• **EXERCISE PROMPT**
Look through the data below and show every line that includes "budget".

• **RECORDS**
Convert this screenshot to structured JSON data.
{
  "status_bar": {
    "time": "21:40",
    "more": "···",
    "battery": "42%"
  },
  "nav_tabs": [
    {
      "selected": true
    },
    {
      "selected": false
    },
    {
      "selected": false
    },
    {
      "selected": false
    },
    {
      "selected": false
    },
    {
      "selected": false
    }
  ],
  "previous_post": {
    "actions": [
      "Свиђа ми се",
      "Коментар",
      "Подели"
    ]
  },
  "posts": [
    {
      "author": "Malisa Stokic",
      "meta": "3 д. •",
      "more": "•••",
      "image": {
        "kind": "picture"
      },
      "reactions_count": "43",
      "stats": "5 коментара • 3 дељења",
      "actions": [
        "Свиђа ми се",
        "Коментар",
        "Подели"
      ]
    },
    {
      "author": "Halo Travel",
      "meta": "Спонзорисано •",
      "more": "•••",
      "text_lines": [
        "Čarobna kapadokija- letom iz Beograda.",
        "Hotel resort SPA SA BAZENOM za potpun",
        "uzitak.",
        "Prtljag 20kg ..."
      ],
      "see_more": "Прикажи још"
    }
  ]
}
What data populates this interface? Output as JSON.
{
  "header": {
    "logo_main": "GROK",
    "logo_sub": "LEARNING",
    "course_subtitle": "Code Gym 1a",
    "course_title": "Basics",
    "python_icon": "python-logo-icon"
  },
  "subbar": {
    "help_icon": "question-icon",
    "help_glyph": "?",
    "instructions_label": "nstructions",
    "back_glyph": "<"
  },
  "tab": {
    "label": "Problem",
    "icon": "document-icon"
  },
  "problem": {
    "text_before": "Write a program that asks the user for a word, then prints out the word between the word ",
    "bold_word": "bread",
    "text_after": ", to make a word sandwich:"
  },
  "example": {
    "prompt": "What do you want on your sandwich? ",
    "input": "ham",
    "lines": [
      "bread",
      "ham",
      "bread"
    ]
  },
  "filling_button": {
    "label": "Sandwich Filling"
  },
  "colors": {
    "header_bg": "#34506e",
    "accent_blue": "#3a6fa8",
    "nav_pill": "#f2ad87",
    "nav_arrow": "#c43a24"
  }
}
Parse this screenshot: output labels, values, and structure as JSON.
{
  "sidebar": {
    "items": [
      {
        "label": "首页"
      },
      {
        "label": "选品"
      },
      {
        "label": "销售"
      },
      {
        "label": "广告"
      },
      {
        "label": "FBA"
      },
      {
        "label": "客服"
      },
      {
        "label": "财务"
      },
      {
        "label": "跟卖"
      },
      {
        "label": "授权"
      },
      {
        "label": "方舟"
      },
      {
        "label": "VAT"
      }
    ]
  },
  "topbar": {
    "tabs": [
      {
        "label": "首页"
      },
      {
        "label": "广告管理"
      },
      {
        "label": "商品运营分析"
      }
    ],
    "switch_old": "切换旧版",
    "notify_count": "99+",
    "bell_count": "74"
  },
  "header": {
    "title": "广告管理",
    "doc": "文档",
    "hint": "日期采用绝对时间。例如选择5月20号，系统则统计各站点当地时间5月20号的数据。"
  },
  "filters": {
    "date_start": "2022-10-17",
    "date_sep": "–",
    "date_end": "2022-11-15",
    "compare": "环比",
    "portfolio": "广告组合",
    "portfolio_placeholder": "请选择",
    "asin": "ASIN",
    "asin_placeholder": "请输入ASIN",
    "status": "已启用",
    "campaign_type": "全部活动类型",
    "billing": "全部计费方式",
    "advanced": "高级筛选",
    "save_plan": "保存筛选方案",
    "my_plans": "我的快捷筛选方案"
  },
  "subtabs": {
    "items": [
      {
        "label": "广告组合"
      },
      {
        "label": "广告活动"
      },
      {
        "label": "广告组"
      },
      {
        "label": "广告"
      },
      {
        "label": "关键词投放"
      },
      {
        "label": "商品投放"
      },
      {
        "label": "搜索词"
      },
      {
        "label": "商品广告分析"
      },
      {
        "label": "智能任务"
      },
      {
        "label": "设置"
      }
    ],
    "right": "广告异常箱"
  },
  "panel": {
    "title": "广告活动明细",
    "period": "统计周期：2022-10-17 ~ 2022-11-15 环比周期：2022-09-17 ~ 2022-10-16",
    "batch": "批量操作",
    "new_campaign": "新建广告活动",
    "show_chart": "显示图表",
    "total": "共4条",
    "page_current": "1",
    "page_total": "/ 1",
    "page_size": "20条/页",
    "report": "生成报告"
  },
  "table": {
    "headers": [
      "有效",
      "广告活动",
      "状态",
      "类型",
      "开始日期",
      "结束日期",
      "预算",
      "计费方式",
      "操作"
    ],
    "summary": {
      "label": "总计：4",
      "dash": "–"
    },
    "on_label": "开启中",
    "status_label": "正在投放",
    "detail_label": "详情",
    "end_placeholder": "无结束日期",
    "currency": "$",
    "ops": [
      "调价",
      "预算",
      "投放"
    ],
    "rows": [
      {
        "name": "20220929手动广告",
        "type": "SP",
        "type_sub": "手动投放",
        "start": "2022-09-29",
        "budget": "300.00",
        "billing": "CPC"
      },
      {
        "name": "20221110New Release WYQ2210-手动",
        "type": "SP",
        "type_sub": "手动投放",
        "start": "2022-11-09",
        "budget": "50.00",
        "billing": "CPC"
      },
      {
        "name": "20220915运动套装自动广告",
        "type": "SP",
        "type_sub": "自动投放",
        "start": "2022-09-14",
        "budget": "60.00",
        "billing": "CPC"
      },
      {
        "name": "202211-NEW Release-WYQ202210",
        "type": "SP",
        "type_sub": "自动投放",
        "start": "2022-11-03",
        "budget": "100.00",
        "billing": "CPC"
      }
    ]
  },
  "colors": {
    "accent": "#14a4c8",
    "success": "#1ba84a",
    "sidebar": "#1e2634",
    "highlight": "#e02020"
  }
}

• **SOLUTION BELOW**
        "budget": "300.00",
        "budget": "50.00",
        "budget": "60.00",
        "budget": "100.00",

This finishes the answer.